What pushes the NoMad from stylish pied-à-terre to grand-boutique status, however, is the restaurant—not a single space, but a single menu spanning a variety of rooms, including a cavernous atrium, a private fireplace alcove and even a handsome two-story library—a little heaven on earth for the epicurean bibliophile. Just don’t expect to have the place all to yourself: your hosts for the evening are Daniel Humm and Will Guidara, famous for the nearby Eleven Madison Park. They’ve got a cult following and a reputation to maintain, so you might as well pull up a chair and experience the hype for yourself.

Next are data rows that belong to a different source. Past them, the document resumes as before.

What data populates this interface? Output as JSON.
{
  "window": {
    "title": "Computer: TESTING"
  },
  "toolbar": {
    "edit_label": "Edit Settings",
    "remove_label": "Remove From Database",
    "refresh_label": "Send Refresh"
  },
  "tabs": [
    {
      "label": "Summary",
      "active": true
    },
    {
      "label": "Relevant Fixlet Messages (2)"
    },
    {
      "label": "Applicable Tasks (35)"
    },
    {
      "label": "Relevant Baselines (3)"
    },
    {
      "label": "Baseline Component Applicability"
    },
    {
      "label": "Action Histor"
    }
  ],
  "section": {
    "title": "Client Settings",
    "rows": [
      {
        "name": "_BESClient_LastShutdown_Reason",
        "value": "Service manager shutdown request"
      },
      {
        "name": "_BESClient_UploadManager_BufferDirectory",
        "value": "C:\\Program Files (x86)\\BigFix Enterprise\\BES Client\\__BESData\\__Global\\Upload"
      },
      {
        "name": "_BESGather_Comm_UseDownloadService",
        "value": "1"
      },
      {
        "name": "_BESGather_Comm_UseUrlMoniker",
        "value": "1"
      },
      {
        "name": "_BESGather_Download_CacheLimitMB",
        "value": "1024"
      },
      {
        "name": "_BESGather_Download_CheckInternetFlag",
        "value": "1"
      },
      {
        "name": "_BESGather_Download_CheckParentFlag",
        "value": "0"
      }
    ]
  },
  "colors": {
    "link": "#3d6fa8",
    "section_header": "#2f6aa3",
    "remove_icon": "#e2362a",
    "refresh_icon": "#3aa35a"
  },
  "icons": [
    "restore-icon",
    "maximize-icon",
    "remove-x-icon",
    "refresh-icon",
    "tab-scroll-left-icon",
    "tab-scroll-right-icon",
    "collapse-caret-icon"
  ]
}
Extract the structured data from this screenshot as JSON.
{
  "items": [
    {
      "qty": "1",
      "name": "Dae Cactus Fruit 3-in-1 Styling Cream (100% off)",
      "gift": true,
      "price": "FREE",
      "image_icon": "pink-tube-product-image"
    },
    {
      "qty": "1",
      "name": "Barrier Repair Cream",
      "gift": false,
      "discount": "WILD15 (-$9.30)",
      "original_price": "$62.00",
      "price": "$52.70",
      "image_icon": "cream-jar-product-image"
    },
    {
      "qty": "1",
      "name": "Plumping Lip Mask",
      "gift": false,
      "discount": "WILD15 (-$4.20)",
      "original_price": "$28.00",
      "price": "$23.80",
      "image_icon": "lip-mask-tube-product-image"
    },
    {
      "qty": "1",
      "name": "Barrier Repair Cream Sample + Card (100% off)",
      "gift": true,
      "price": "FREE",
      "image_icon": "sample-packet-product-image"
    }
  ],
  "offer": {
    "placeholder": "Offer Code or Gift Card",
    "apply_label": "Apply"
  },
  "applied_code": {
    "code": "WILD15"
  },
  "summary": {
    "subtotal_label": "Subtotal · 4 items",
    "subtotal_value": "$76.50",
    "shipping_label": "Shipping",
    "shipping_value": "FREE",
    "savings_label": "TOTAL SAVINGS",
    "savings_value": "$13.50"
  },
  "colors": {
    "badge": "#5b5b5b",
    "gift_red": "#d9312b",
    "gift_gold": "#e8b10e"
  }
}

SoHo, formerly home to the artists’ lofts that were New York’s 20th-century Downtown signature, has, since around the turn of the millennium, gone steadily upscale—and steadily more international. Both trends find expression in 11 Howard, where contemporary Scandinavian design meets a more inclusive, less ostentatious version of luxury hospitality. It’s the first independent hotel project for architect Anda Andrei after decades as the designer behind Ian Schrager’s path-breaking boutique-hotel projects.
Meanwhile, the location at Howard and Lafayette is perfectly placed for shopping, and most of the downtown nightlife haunts are easily enough accessible. The Blond, the cocktail lounge, goes out of its way to prove that you can be glamorous without being militantly elitist, and Le Coucou, the hotel’s French restaurant, was recently awarded its first Michelin star.
The development of The Chedi essentially doubled the size of the alpine village of Andermatt, with the soaring buildings dwarfing the traditional chalets scattered around them. With that said, this is a resort that’s been carefully planned, employing a local staff, built using sustainable materials. Twin fireplaces lend the grand lobby a cozy atmosphere, despite the dimensions and the sleek Asian-inspired decor.
Elsewhere within the resort, The Restaurant features a towering cheese cellar and a menu of Swiss and international cuisine, while the sultrier nighttime venue The Japanese Restaurant specializes in sushi and sashimi and was rewarded in those efforts with a Michelin star. The low-lit Wine and Cigar Library has a walk-in humidor and channels the old-world charm of Andermatt. To truly appreciate that charm, though, you’ll have to hit the slopes and take in views of the village from the summit—this is some of the most exciting skiing around.